“In Zimbabwe, the regrettable events leading to and including the holding of the run-off elections on 27th June 2008 have no doubt left a serious blot on the culture of democracy in our sub-region,” Zambian Foreign Minister Kabinga Pande said at the opening of a regional summit.

He was addressing the 14-nation Southern African Development Community (SADC) summit on behalf of Zambian President Levy Mwanawasa, who remains in hospital after suffering a stroke in June.

“Not only were these events alien to our region, but they also brought into question in some quarters the integrity of SADC as an institution capable of promoting the rule of law and democratic governance.”

Mwanawasa has previously said it was “scandalous for SADC to remain silent on Zimbabwe”.

Mugabe was re-elected in the June run-off poll widely condemned as a sham.

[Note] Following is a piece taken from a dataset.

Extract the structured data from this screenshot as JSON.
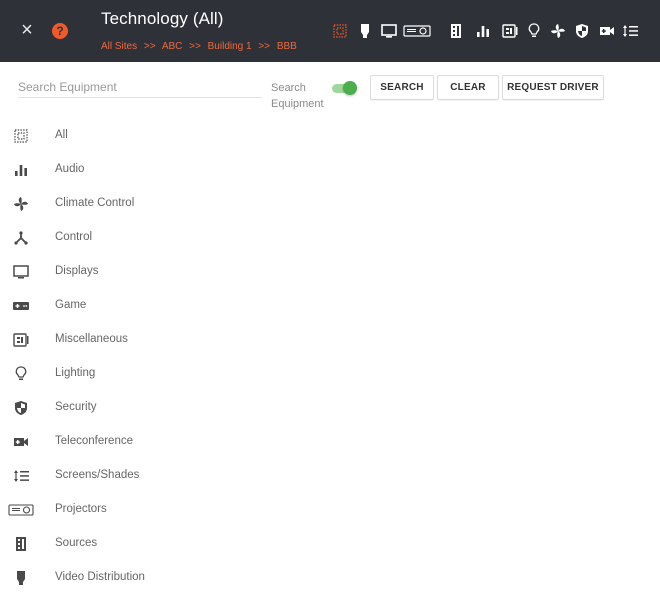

Opposition leader Morgan Tsvangirai boycotted the run-off despite finishing ahead of Mugabe in the first round of the election in March, citing rising violence against his supporters.

Zambia and Botswana have been among Mugabe’s harshest critics in the region.

Botswana President Ian Khama stayed away from the summit after his government said it did not recognise Mugabe’s re-election.